◆ **What to work on**
Go through the entries one line at a time, and gather every line that has the word "teams".

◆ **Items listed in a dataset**
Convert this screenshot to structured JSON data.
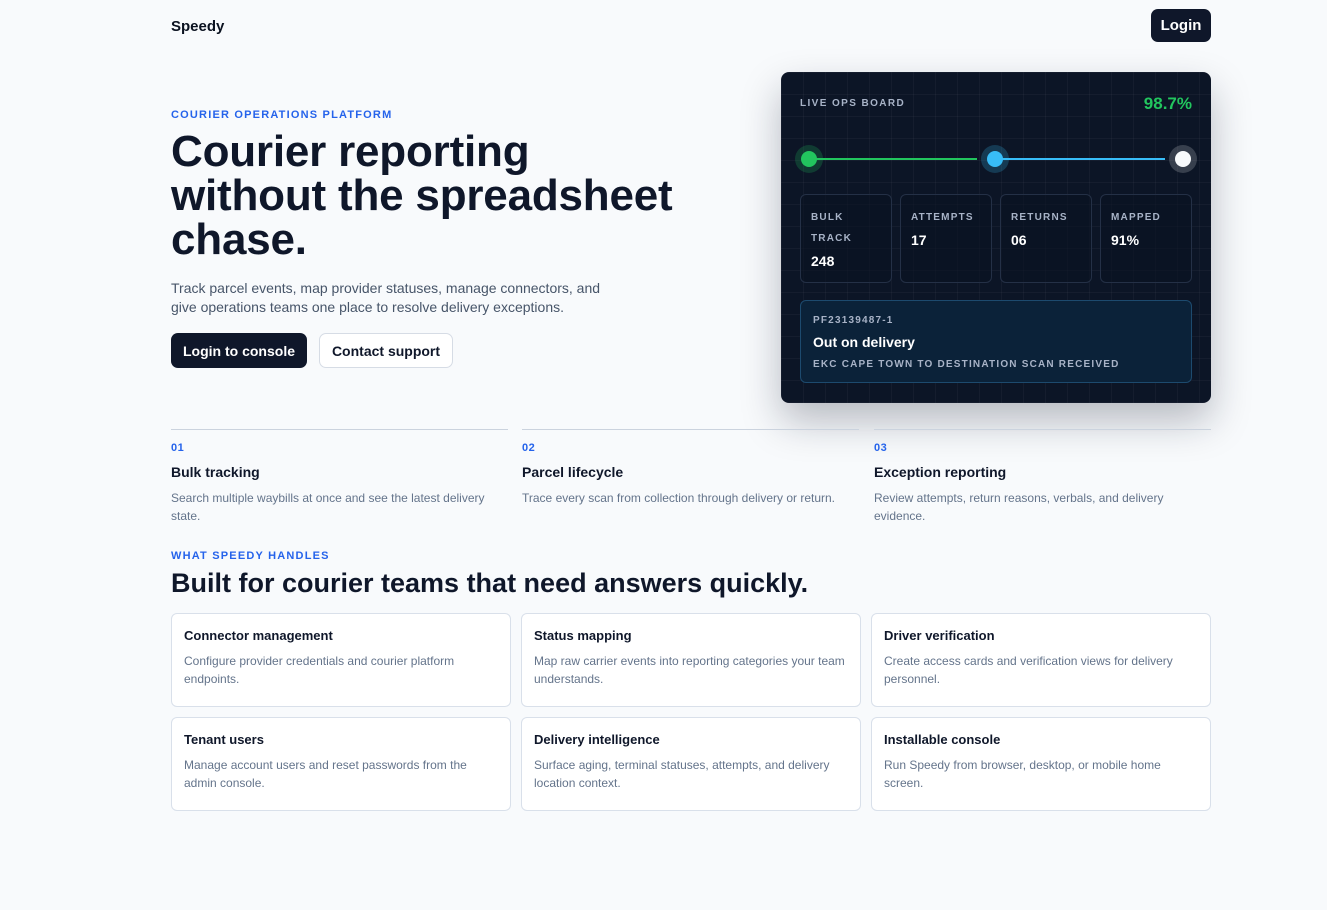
{
  "header": {
    "brand": "Speedy",
    "login_label": "Login"
  },
  "hero": {
    "eyebrow": "COURIER OPERATIONS PLATFORM",
    "title": "Courier reporting without the spreadsheet chase.",
    "description": "Track parcel events, map provider statuses, manage connectors, and give operations teams one place to resolve delivery exceptions.",
    "primary_cta": "Login to console",
    "secondary_cta": "Contact support"
  },
  "board": {
    "label": "LIVE OPS BOARD",
    "percent": "98.7%",
    "stats": [
      {
        "label": "BULK TRACK",
        "value": "248"
      },
      {
        "label": "ATTEMPTS",
        "value": "17"
      },
      {
        "label": "RETURNS",
        "value": "06"
      },
      {
        "label": "MAPPED",
        "value": "91%"
      }
    ],
    "parcel": {
      "id": "PF23139487-1",
      "status": "Out on delivery",
      "note": "EKC CAPE TOWN TO DESTINATION SCAN RECEIVED"
    },
    "colors": {
      "delivered": "#22c55e",
      "transit": "#38bdf8",
      "pending": "#f8fafc"
    }
  },
  "steps": [
    {
      "num": "01",
      "title": "Bulk tracking",
      "desc": "Search multiple waybills at once and see the latest delivery state."
    },
    {
      "num": "02",
      "title": "Parcel lifecycle",
      "desc": "Trace every scan from collection through delivery or return."
    },
    {
      "num": "03",
      "title": "Exception reporting",
      "desc": "Review attempts, return reasons, verbals, and delivery evidence."
    }
  ],
  "features": {
    "eyebrow": "WHAT SPEEDY HANDLES",
    "title": "Built for courier teams that need answers quickly.",
    "cards": [
      {
        "title": "Connector management",
        "desc": "Configure provider credentials and courier platform endpoints."
      },
      {
        "title": "Status mapping",
        "desc": "Map raw carrier events into reporting categories your team understands."
      },
      {
        "title": "Driver verification",
        "desc": "Create access cards and verification views for delivery personnel."
      },
      {
        "title": "Tenant users",
        "desc": "Manage account users and reset passwords from the admin console."
      },
      {
        "title": "Delivery intelligence",
        "desc": "Surface aging, terminal statuses, attempts, and delivery location context."
      },
      {
        "title": "Installable console",
        "desc": "Run Speedy from browser, desktop, or mobile home screen."
      }
    ]
  },
  "theme": {
    "accent": "#2563eb",
    "ink": "#0f172a",
    "muted": "#64748b",
    "success": "#22c55e"
  }
}
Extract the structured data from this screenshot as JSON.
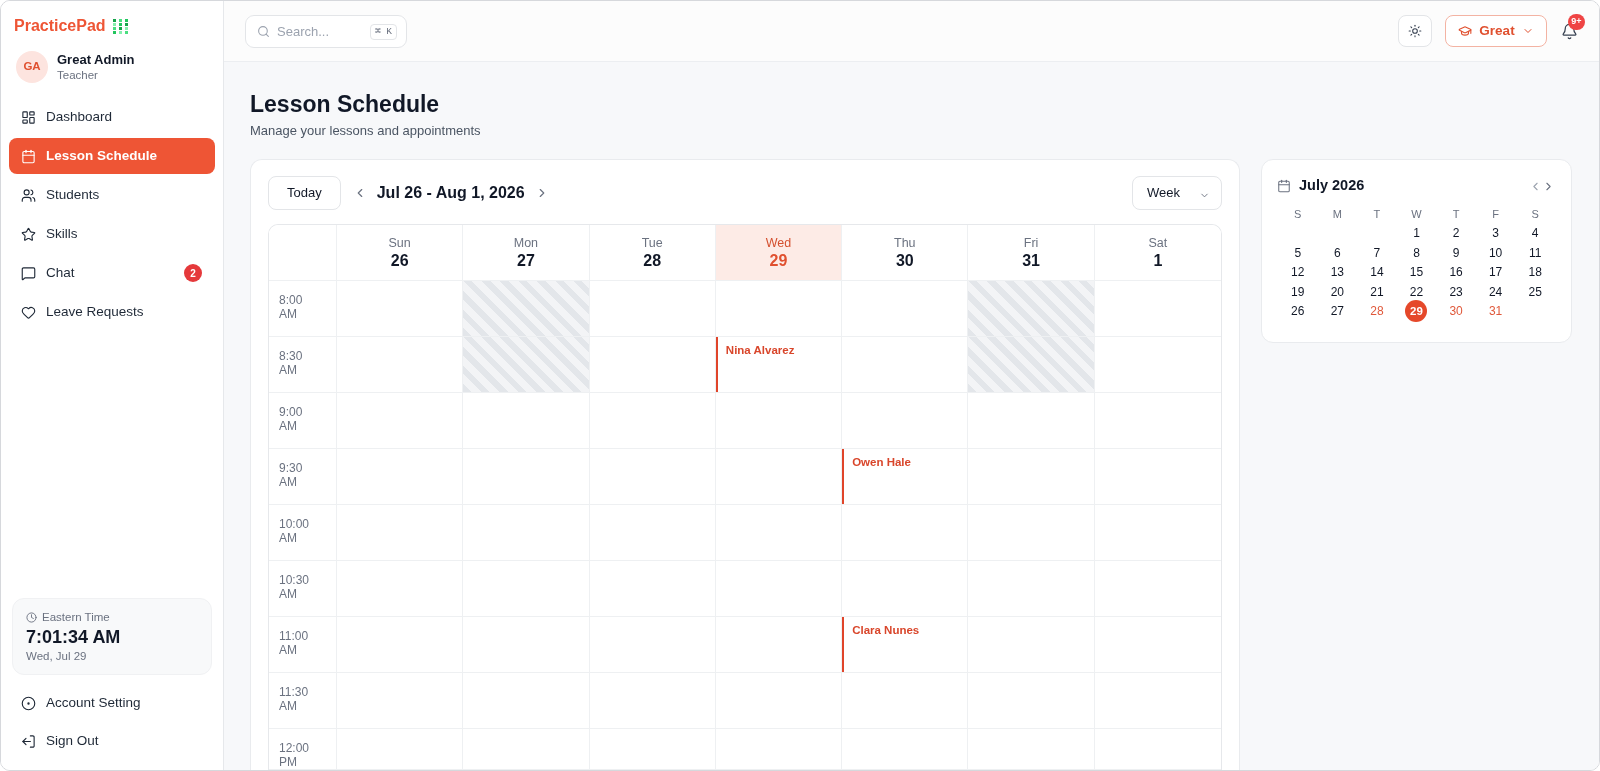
{
  "brand": {
    "name": "PracticePad"
  },
  "user": {
    "initials": "GA",
    "name": "Great Admin",
    "role": "Teacher"
  },
  "nav": [
    {
      "label": "Dashboard",
      "selected": false
    },
    {
      "label": "Lesson Schedule",
      "selected": true
    },
    {
      "label": "Students",
      "selected": false
    },
    {
      "label": "Skills",
      "selected": false
    },
    {
      "label": "Chat",
      "selected": false,
      "badge": "2"
    },
    {
      "label": "Leave Requests",
      "selected": false
    }
  ],
  "clock": {
    "zone": "Eastern Time",
    "time": "7:01:34 AM",
    "date": "Wed, Jul 29"
  },
  "account_nav": [
    "Account Setting",
    "Sign Out"
  ],
  "top_bar": {
    "search": {
      "placeholder": "Search...",
      "shortcut": "⌘ K"
    },
    "profile_button": {
      "label": "Great"
    },
    "notifications": {
      "badge": "9+"
    }
  },
  "page": {
    "title": "Lesson Schedule",
    "subtitle": "Manage your lessons and appointments"
  },
  "schedule": {
    "today_button": "Today",
    "range": "Jul 26 - Aug 1, 2026",
    "view": "Week",
    "days": [
      {
        "name": "Sun",
        "date": "26",
        "selected": false
      },
      {
        "name": "Mon",
        "date": "27",
        "selected": false
      },
      {
        "name": "Tue",
        "date": "28",
        "selected": false
      },
      {
        "name": "Wed",
        "date": "29",
        "selected": true
      },
      {
        "name": "Thu",
        "date": "30",
        "selected": false
      },
      {
        "name": "Fri",
        "date": "31",
        "selected": false
      },
      {
        "name": "Sat",
        "date": "1",
        "selected": false
      }
    ],
    "rows": [
      {
        "time": "8:00 AM",
        "cells": [
          {
            "blocked": false
          },
          {
            "blocked": true
          },
          {
            "blocked": false
          },
          {
            "blocked": false
          },
          {
            "blocked": false
          },
          {
            "blocked": true
          },
          {
            "blocked": false
          }
        ]
      },
      {
        "time": "8:30 AM",
        "cells": [
          {
            "blocked": false
          },
          {
            "blocked": true
          },
          {
            "blocked": false
          },
          {
            "blocked": false,
            "lesson": "Nina Alvarez"
          },
          {
            "blocked": false
          },
          {
            "blocked": true
          },
          {
            "blocked": false
          }
        ]
      },
      {
        "time": "9:00 AM",
        "cells": [
          {
            "blocked": false
          },
          {
            "blocked": false
          },
          {
            "blocked": false
          },
          {
            "blocked": false
          },
          {
            "blocked": false
          },
          {
            "blocked": false
          },
          {
            "blocked": false
          }
        ]
      },
      {
        "time": "9:30 AM",
        "cells": [
          {
            "blocked": false
          },
          {
            "blocked": false
          },
          {
            "blocked": false
          },
          {
            "blocked": false
          },
          {
            "blocked": false,
            "lesson": "Owen Hale"
          },
          {
            "blocked": false
          },
          {
            "blocked": false
          }
        ]
      },
      {
        "time": "10:00 AM",
        "cells": [
          {
            "blocked": false
          },
          {
            "blocked": false
          },
          {
            "blocked": false
          },
          {
            "blocked": false
          },
          {
            "blocked": false
          },
          {
            "blocked": false
          },
          {
            "blocked": false
          }
        ]
      },
      {
        "time": "10:30 AM",
        "cells": [
          {
            "blocked": false
          },
          {
            "blocked": false
          },
          {
            "blocked": false
          },
          {
            "blocked": false
          },
          {
            "blocked": false
          },
          {
            "blocked": false
          },
          {
            "blocked": false
          }
        ]
      },
      {
        "time": "11:00 AM",
        "cells": [
          {
            "blocked": false
          },
          {
            "blocked": false
          },
          {
            "blocked": false
          },
          {
            "blocked": false
          },
          {
            "blocked": false,
            "lesson": "Clara Nunes"
          },
          {
            "blocked": false
          },
          {
            "blocked": false
          }
        ]
      },
      {
        "time": "11:30 AM",
        "cells": [
          {
            "blocked": false
          },
          {
            "blocked": false
          },
          {
            "blocked": false
          },
          {
            "blocked": false
          },
          {
            "blocked": false
          },
          {
            "blocked": false
          },
          {
            "blocked": false
          }
        ]
      },
      {
        "time": "12:00 PM",
        "cells": [
          {
            "blocked": false
          },
          {
            "blocked": false
          },
          {
            "blocked": false
          },
          {
            "blocked": false
          },
          {
            "blocked": false
          },
          {
            "blocked": false
          },
          {
            "blocked": false
          }
        ]
      }
    ]
  },
  "mini_calendar": {
    "title": "July 2026",
    "weekdays": [
      "S",
      "M",
      "T",
      "W",
      "T",
      "F",
      "S"
    ],
    "weeks": [
      {
        "days": [
          {
            "day": "1",
            "selected": false,
            "highlighted": false
          },
          {
            "day": "2",
            "selected": false,
            "highlighted": false
          },
          {
            "day": "3",
            "selected": false,
            "highlighted": false
          },
          {
            "day": "4",
            "selected": false,
            "highlighted": false
          }
        ]
      },
      {
        "days": [
          {
            "day": "5",
            "selected": false,
            "highlighted": false
          },
          {
            "day": "6",
            "selected": false,
            "highlighted": false
          },
          {
            "day": "7",
            "selected": false,
            "highlighted": false
          },
          {
            "day": "8",
            "selected": false,
            "highlighted": false
          },
          {
            "day": "9",
            "selected": false,
            "highlighted": false
          },
          {
            "day": "10",
            "selected": false,
            "highlighted": false
          },
          {
            "day": "11",
            "selected": false,
            "highlighted": false
          }
        ]
      },
      {
        "days": [
          {
            "day": "12",
            "selected": false,
            "highlighted": false
          },
          {
            "day": "13",
            "selected": false,
            "highlighted": false
          },
          {
            "day": "14",
            "selected": false,
            "highlighted": false
          },
          {
            "day": "15",
            "selected": false,
            "highlighted": false
          },
          {
            "day": "16",
            "selected": false,
            "highlighted": false
          },
          {
            "day": "17",
            "selected": false,
            "highlighted": false
          },
          {
            "day": "18",
            "selected": false,
            "highlighted": false
          }
        ]
      },
      {
        "days": [
          {
            "day": "19",
            "selected": false,
            "highlighted": false
          },
          {
            "day": "20",
            "selected": false,
            "highlighted": false
          },
          {
            "day": "21",
            "selected": false,
            "highlighted": false
          },
          {
            "day": "22",
            "selected": false,
            "highlighted": false
          },
          {
            "day": "23",
            "selected": false,
            "highlighted": false
          },
          {
            "day": "24",
            "selected": false,
            "highlighted": false
          },
          {
            "day": "25",
            "selected": false,
            "highlighted": false
          }
        ]
      },
      {
        "days": [
          {
            "day": "26",
            "selected": false,
            "highlighted": false
          },
          {
            "day": "27",
            "selected": false,
            "highlighted": false
          },
          {
            "day": "28",
            "selected": false,
            "highlighted": true
          },
          {
            "day": "29",
            "selected": true,
            "highlighted": false
          },
          {
            "day": "30",
            "selected": false,
            "highlighted": true
          },
          {
            "day": "31",
            "selected": false,
            "highlighted": true
          }
        ]
      }
    ]
  }
}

◆ **Response for this exercise**
    "description": "Track parcel events, map provider statuses, manage connectors, and give operations teams one place to resolve delivery exceptions.",
    "title": "Built for courier teams that need answers quickly.",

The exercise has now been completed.